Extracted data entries
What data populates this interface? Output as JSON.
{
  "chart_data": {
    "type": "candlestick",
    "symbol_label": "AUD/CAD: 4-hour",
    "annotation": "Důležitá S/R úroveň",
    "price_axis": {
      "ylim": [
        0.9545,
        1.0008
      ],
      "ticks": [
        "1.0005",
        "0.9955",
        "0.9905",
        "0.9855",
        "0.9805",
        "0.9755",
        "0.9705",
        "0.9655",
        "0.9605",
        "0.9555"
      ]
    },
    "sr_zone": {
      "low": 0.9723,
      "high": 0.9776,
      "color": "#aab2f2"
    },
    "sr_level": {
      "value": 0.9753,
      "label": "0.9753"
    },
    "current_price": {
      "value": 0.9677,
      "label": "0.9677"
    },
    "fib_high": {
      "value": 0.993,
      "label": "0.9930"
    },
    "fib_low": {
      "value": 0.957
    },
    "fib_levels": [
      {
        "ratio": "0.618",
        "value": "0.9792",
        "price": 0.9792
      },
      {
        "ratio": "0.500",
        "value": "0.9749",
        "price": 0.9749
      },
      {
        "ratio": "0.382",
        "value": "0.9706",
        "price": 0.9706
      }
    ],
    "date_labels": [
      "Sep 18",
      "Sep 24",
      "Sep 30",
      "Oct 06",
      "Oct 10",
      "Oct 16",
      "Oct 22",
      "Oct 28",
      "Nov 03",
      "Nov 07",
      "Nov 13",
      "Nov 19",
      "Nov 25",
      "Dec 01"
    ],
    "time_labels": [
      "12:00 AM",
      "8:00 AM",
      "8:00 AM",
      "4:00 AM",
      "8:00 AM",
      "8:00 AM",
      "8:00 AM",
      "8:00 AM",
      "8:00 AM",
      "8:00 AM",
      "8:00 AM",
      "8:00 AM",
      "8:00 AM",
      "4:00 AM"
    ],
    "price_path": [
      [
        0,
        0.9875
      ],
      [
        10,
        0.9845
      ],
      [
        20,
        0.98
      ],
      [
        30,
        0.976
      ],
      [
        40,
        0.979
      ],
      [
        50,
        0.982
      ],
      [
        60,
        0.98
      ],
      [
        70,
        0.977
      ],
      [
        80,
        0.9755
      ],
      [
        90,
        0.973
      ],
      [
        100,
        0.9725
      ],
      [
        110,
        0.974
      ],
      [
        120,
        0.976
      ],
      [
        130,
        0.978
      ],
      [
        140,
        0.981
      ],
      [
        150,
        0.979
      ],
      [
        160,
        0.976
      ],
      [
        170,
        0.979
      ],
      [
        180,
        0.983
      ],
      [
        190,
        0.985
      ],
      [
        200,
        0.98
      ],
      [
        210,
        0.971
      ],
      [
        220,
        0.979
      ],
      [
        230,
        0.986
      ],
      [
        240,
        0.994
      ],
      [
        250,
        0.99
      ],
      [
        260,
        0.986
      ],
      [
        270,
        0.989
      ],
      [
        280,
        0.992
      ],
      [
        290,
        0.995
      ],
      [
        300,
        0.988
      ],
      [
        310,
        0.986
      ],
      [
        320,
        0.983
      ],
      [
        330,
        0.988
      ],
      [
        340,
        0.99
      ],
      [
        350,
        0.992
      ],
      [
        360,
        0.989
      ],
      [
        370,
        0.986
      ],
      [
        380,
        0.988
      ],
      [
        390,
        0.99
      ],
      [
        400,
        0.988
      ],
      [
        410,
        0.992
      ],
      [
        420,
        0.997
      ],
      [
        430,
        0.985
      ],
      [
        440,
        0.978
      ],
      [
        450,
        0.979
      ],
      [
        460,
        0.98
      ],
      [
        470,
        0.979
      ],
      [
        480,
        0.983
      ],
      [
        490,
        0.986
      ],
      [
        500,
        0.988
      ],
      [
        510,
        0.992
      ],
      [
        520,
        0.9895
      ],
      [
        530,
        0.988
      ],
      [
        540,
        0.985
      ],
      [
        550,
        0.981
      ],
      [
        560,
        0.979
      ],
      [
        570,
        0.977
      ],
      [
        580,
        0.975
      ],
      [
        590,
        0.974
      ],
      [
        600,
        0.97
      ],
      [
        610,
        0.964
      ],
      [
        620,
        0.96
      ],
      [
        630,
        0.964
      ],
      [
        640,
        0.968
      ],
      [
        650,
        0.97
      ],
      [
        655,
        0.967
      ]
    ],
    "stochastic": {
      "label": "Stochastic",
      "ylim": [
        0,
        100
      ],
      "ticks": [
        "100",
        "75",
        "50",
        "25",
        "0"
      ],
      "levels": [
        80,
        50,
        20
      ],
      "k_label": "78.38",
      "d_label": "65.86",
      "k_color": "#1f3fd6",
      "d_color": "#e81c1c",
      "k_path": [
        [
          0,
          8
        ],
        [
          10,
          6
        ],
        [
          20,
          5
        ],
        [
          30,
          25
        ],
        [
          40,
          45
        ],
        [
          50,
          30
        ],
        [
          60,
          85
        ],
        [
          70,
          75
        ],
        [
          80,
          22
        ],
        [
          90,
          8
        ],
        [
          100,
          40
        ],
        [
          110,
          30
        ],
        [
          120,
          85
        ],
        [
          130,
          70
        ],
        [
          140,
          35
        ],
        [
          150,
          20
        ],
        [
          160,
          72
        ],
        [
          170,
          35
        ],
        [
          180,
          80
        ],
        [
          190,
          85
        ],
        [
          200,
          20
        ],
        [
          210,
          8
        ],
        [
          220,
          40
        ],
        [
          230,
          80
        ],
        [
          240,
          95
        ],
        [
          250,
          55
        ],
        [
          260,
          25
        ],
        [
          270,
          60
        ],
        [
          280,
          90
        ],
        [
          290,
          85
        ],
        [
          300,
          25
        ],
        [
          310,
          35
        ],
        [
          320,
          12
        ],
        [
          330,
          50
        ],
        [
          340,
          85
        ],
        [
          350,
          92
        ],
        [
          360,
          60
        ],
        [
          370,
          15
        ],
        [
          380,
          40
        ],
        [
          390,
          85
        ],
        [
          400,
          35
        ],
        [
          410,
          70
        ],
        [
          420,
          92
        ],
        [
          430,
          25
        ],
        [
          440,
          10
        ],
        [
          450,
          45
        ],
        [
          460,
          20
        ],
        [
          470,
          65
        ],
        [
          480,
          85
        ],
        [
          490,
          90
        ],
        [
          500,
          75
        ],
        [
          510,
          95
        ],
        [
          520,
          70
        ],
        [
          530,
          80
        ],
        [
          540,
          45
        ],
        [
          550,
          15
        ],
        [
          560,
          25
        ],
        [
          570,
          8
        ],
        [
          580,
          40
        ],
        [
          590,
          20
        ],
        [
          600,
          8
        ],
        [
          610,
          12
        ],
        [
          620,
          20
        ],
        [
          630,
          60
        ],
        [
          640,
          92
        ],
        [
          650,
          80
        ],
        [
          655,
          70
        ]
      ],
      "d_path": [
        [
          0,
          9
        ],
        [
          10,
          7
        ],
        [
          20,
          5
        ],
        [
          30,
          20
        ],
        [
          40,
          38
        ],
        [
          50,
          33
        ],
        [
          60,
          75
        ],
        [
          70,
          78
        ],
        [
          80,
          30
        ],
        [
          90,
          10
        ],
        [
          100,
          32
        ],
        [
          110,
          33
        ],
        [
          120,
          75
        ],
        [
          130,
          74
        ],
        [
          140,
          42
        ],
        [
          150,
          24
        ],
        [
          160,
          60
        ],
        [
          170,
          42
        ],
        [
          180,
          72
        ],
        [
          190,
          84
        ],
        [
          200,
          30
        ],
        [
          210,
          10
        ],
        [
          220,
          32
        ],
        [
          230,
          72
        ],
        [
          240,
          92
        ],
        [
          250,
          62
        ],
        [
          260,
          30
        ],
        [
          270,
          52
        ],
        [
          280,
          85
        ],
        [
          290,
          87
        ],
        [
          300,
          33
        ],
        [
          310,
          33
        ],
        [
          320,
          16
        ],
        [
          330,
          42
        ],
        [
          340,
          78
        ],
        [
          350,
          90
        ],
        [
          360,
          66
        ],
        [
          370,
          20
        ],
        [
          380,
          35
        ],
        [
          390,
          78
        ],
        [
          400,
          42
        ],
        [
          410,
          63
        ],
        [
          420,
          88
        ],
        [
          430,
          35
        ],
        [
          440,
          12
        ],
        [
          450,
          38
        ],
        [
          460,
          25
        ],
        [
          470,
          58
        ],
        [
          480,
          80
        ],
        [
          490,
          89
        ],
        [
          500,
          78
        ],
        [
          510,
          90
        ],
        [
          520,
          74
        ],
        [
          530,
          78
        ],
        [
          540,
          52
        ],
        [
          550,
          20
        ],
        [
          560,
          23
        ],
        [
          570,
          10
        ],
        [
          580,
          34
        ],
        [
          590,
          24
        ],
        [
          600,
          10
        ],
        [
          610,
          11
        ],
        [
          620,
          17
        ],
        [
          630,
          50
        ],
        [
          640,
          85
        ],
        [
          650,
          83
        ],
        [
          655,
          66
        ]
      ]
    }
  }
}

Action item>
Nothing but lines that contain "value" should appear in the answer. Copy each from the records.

Answer to this exercise>
      "value": 0.9753,
      "value": 0.9677,
      "value": 0.993,
      "value": 0.957
        "value": "0.9792",
        "value": "0.9749",
        "value": "0.9706",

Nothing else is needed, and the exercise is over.